---------- Data extract
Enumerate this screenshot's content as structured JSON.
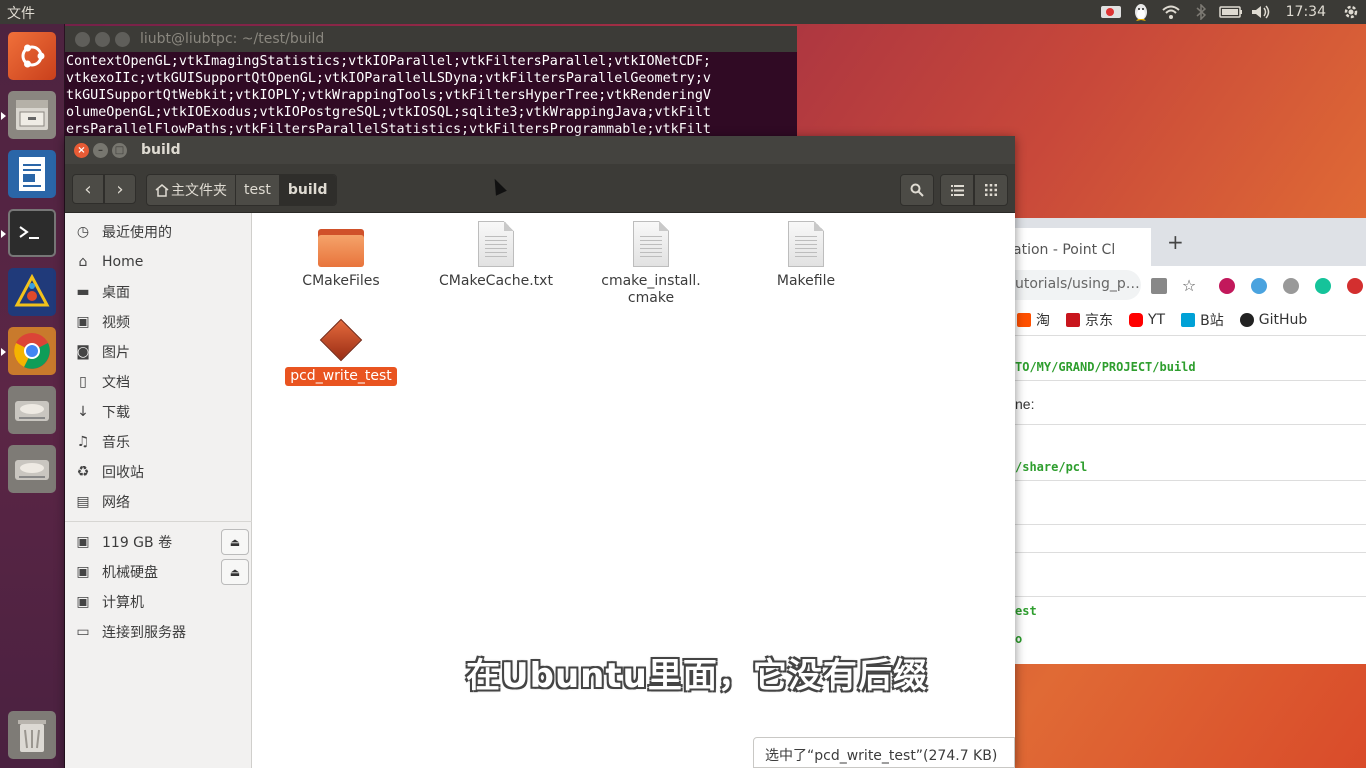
{
  "top_panel": {
    "app_menu": "文件",
    "indicators": {
      "record": "record-icon",
      "qq": "qq-penguin-icon",
      "wifi": "wifi-icon",
      "bluetooth": "bluetooth-icon",
      "battery": "battery-icon",
      "volume": "volume-icon",
      "settings": "gear-icon"
    },
    "clock": "17:34"
  },
  "launcher": {
    "items": [
      "ubuntu-dash",
      "files",
      "libreoffice-writer",
      "terminal",
      "kicad",
      "chrome",
      "drive-1",
      "drive-2",
      "trash"
    ]
  },
  "terminal": {
    "title": "liubt@liubtpc: ~/test/build",
    "lines": [
      "ContextOpenGL;vtkImagingStatistics;vtkIOParallel;vtkFiltersParallel;vtkIONetCDF;",
      "vtkexoIIc;vtkGUISupportQtOpenGL;vtkIOParallelLSDyna;vtkFiltersParallelGeometry;v",
      "tkGUISupportQtWebkit;vtkIOPLY;vtkWrappingTools;vtkFiltersHyperTree;vtkRenderingV",
      "olumeOpenGL;vtkIOExodus;vtkIOPostgreSQL;vtkIOSQL;sqlite3;vtkWrappingJava;vtkFilt",
      "ersParallelFlowPaths;vtkFiltersParallelStatistics;vtkFiltersProgrammable;vtkFilt"
    ]
  },
  "chrome": {
    "tab_title": "ation - Point Cl",
    "new_tab": "+",
    "omnibox": "utorials/using_p…",
    "bookmarks": [
      {
        "label": "淘",
        "color": "#ff5000"
      },
      {
        "label": "京东",
        "color": "#c8161d"
      },
      {
        "label": "YT",
        "color": "#ff0000"
      },
      {
        "label": "B站",
        "color": "#00a1d6"
      },
      {
        "label": "GitHub",
        "color": "#222222"
      }
    ],
    "content_lines": [
      "TO/MY/GRAND/PROJECT/build",
      "ne:",
      "/share/pcl",
      "est",
      "o"
    ]
  },
  "files": {
    "title": "build",
    "breadcrumbs": [
      "主文件夹",
      "test",
      "build"
    ],
    "sidebar": {
      "places": [
        {
          "label": "最近使用的",
          "icon": "clock-icon"
        },
        {
          "label": "Home",
          "icon": "home-icon"
        },
        {
          "label": "桌面",
          "icon": "folder-icon"
        },
        {
          "label": "视频",
          "icon": "video-icon"
        },
        {
          "label": "图片",
          "icon": "camera-icon"
        },
        {
          "label": "文档",
          "icon": "document-icon"
        },
        {
          "label": "下载",
          "icon": "download-icon"
        },
        {
          "label": "音乐",
          "icon": "music-icon"
        },
        {
          "label": "回收站",
          "icon": "trash-icon"
        },
        {
          "label": "网络",
          "icon": "network-icon"
        }
      ],
      "devices": [
        {
          "label": "119 GB 卷",
          "icon": "drive-icon",
          "eject": true
        },
        {
          "label": "机械硬盘",
          "icon": "drive-icon",
          "eject": true
        },
        {
          "label": "计算机",
          "icon": "computer-icon",
          "eject": false
        },
        {
          "label": "连接到服务器",
          "icon": "server-icon",
          "eject": false
        }
      ]
    },
    "items": [
      {
        "name": "CMakeFiles",
        "type": "folder"
      },
      {
        "name": "CMakeCache.txt",
        "type": "text"
      },
      {
        "name_line1": "cmake_install.",
        "name_line2": "cmake",
        "type": "text"
      },
      {
        "name": "Makefile",
        "type": "text"
      },
      {
        "name": "pcd_write_test",
        "type": "executable",
        "selected": true
      }
    ],
    "status": "选中了“pcd_write_test”(274.7 KB)"
  },
  "subtitle": "在Ubuntu里面，它没有后缀"
}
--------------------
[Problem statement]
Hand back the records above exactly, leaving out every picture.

[Problem solution]
Enumerate this screenshot's content as structured JSON.
{
  "top_panel": {
    "app_menu": "文件",
    "indicators": {
      "record": "record-icon",
      "qq": "qq-penguin-icon",
      "wifi": "wifi-icon",
      "bluetooth": "bluetooth-icon",
      "battery": "battery-icon",
      "volume": "volume-icon",
      "settings": "gear-icon"
    },
    "clock": "17:34"
  },
  "launcher": {
    "items": [
      "ubuntu-dash",
      "files",
      "libreoffice-writer",
      "terminal",
      "kicad",
      "chrome",
      "drive-1",
      "drive-2",
      "trash"
    ]
  },
  "terminal": {
    "title": "liubt@liubtpc: ~/test/build",
    "lines": [
      "ContextOpenGL;vtkImagingStatistics;vtkIOParallel;vtkFiltersParallel;vtkIONetCDF;",
      "vtkexoIIc;vtkGUISupportQtOpenGL;vtkIOParallelLSDyna;vtkFiltersParallelGeometry;v",
      "tkGUISupportQtWebkit;vtkIOPLY;vtkWrappingTools;vtkFiltersHyperTree;vtkRenderingV",
      "olumeOpenGL;vtkIOExodus;vtkIOPostgreSQL;vtkIOSQL;sqlite3;vtkWrappingJava;vtkFilt",
      "ersParallelFlowPaths;vtkFiltersParallelStatistics;vtkFiltersProgrammable;vtkFilt"
    ]
  },
  "chrome": {
    "tab_title": "ation - Point Cl",
    "new_tab": "+",
    "omnibox": "utorials/using_p…",
    "bookmarks": [
      {
        "label": "淘",
        "color": "#ff5000"
      },
      {
        "label": "京东",
        "color": "#c8161d"
      },
      {
        "label": "YT",
        "color": "#ff0000"
      },
      {
        "label": "B站",
        "color": "#00a1d6"
      },
      {
        "label": "GitHub",
        "color": "#222222"
      }
    ],
    "content_lines": [
      "TO/MY/GRAND/PROJECT/build",
      "ne:",
      "/share/pcl",
      "est",
      "o"
    ]
  },
  "files": {
    "title": "build",
    "breadcrumbs": [
      "主文件夹",
      "test",
      "build"
    ],
    "sidebar": {
      "places": [
        {
          "label": "最近使用的",
          "icon": "clock-icon"
        },
        {
          "label": "Home",
          "icon": "home-icon"
        },
        {
          "label": "桌面",
          "icon": "folder-icon"
        },
        {
          "label": "视频",
          "icon": "video-icon"
        },
        {
          "label": "图片",
          "icon": "camera-icon"
        },
        {
          "label": "文档",
          "icon": "document-icon"
        },
        {
          "label": "下载",
          "icon": "download-icon"
        },
        {
          "label": "音乐",
          "icon": "music-icon"
        },
        {
          "label": "回收站",
          "icon": "trash-icon"
        },
        {
          "label": "网络",
          "icon": "network-icon"
        }
      ],
      "devices": [
        {
          "label": "119 GB 卷",
          "icon": "drive-icon",
          "eject": true
        },
        {
          "label": "机械硬盘",
          "icon": "drive-icon",
          "eject": true
        },
        {
          "label": "计算机",
          "icon": "computer-icon",
          "eject": false
        },
        {
          "label": "连接到服务器",
          "icon": "server-icon",
          "eject": false
        }
      ]
    },
    "items": [
      {
        "name": "CMakeFiles",
        "type": "folder"
      },
      {
        "name": "CMakeCache.txt",
        "type": "text"
      },
      {
        "name_line1": "cmake_install.",
        "name_line2": "cmake",
        "type": "text"
      },
      {
        "name": "Makefile",
        "type": "text"
      },
      {
        "name": "pcd_write_test",
        "type": "executable",
        "selected": true
      }
    ],
    "status": "选中了“pcd_write_test”(274.7 KB)"
  },
  "subtitle": "在Ubuntu里面，它没有后缀"
}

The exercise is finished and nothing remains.